Here's a question Mike Munger offered in class recently: why do movie tickets cost the same for every movie when some are vastly more popular than others? The prices of plane tickets, hotels and other services are adjusted based on demand, so why not movies?
We came up with a couple of possible answers. First, people don't want to worry about how much a movie will cost when they show up at the theater -- call it mental transaction costs. And more importantly, movie theater owners make most of their money at the concession stand so they want to keep theaters full.
I was reminded of this discussion reading James Surowiecki's excellent The Wisdom of Crowds, which has a nice passage on movie theater pricing (Amazon Inside The Book link so you can read it yourself).

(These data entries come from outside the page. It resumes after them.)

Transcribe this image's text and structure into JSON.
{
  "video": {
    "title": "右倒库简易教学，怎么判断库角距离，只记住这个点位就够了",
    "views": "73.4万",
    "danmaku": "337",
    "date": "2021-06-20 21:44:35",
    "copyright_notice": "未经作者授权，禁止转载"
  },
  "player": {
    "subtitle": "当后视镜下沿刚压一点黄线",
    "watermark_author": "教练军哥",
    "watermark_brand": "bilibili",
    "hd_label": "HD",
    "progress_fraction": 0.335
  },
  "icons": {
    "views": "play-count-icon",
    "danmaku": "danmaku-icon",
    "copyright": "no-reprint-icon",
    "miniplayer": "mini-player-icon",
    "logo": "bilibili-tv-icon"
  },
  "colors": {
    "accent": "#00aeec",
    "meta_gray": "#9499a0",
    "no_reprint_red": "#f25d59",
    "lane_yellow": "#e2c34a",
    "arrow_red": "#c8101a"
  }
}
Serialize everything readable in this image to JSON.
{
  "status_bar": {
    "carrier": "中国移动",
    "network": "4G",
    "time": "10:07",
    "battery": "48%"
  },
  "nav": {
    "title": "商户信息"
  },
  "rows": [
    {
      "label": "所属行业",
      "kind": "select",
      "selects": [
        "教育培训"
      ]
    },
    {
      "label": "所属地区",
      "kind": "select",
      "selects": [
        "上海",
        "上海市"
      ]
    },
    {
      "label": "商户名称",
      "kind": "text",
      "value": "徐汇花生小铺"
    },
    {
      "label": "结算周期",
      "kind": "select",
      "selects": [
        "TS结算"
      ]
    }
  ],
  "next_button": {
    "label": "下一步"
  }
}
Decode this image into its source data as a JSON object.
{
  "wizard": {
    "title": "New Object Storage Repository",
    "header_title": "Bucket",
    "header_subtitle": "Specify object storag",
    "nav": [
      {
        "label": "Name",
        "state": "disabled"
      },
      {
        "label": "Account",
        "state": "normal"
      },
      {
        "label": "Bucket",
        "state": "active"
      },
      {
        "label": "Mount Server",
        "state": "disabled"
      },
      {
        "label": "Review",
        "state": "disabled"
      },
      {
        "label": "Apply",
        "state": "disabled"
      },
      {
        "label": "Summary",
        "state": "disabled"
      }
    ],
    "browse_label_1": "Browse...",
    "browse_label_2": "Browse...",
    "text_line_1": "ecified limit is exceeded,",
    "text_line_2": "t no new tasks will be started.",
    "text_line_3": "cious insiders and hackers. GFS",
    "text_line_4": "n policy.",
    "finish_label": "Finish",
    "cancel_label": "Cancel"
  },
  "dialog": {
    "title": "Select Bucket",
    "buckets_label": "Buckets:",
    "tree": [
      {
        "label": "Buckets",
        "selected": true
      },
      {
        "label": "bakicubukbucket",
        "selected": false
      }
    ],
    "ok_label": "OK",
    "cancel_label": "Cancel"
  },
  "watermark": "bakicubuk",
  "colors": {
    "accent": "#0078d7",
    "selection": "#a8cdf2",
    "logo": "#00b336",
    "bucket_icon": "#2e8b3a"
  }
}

In short, he agrees -- it makes no sense. As Surowiecki writes, theater owners might not want to charge more for popular movies if higher prices prevent sellouts, and thereby lessen concession revenue. But there's absolutely no reason theaters can't charge less for less popular movies, which would make theater owners and consumers better off. Let the market rule!